So, the first key is to start slowly, incrementally and avoid over-exuberance, avoid being driven by your ego. Think orchard growing, not fast food. Think lifetime of development and growth. Think joy.
It’s been well over 45 years since I first tried cross-country running in high school. It was an inglorious experiment as I quickly succumbed to a badly abscessed toe and extreme pain in my knee. I can still vividly recall the awful pain when Dr. Ortega lanced and cleaned my swollen and black middle toe. The knee pain, I found out years later, was a torn cartilage which had to be repaired surgically.

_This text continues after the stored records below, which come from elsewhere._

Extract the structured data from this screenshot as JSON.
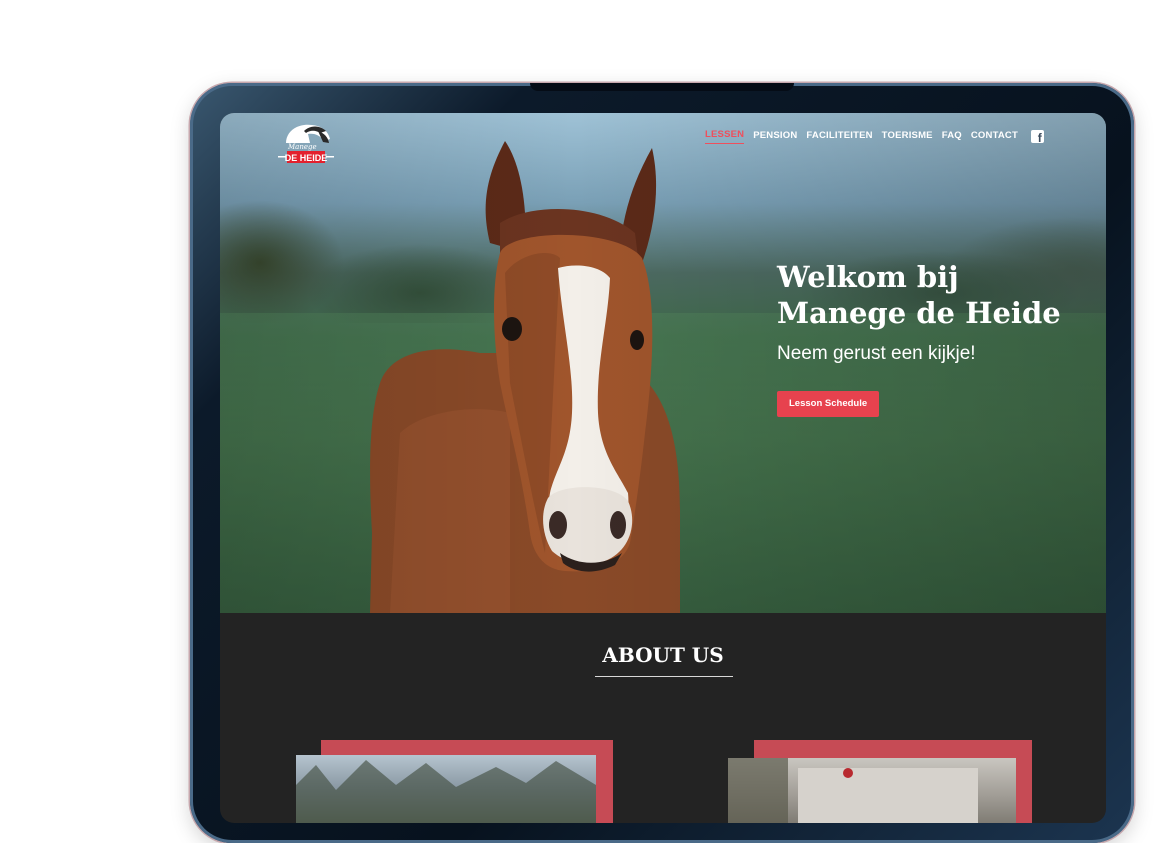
{
  "logo": {
    "line1": "Manege",
    "line2": "DE HEIDE"
  },
  "nav": {
    "items": [
      {
        "label": "LESSEN",
        "active": true
      },
      {
        "label": "PENSION",
        "active": false
      },
      {
        "label": "FACILITEITEN",
        "active": false
      },
      {
        "label": "TOERISME",
        "active": false
      },
      {
        "label": "FAQ",
        "active": false
      },
      {
        "label": "CONTACT",
        "active": false
      }
    ],
    "social_icon": "facebook-icon"
  },
  "hero": {
    "title_line1": "Welkom bij",
    "title_line2": "Manege de Heide",
    "subtitle": "Neem gerust een kijkje!",
    "button_label": "Lesson Schedule"
  },
  "about": {
    "title": "ABOUT US"
  },
  "colors": {
    "accent": "#e7424e",
    "card_accent": "#c64b55",
    "section_bg": "#232323"
  }
}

The abscessed toe resulted from too-small shoes – it was decades later that I learned about having room for my toes to “play the piano” inside the shoe box. The torn cartilage could have been from slamming into a car at 40 mph on a motorcycle. (I’m still surprised I survived that one.) Whatever the cause, running with torn parts and with no understanding of proper mechanics, core training, and general strength conditioning pretty much guaranteed a short high school running career.
I have gotten over the lack of guidance I received during those early years. Either the coaches didn’t know what to do or they just didn’t care. Whatever. We learn and move ahead.
Now, thanks to the entry of a mutt with ADHD into my life I’m back logging miles and still learning from what went wrong back then.
I could not ask for a better running partner! He is always ready to go regardless of the time of day or the weather. He is always ready to go farther and faster than me but always OK with staying at my side, regardless of the pace. (He would like to chase the local kids, cats, and dogs, but we somehow manage to keep that impulse under control.) Most importantly, he is simply happy to go. Together, we’re just two guys who love to move and explore and to do it with no other reason or justification.
We don’t run to get healthy or to win. We do it because it gives us joy!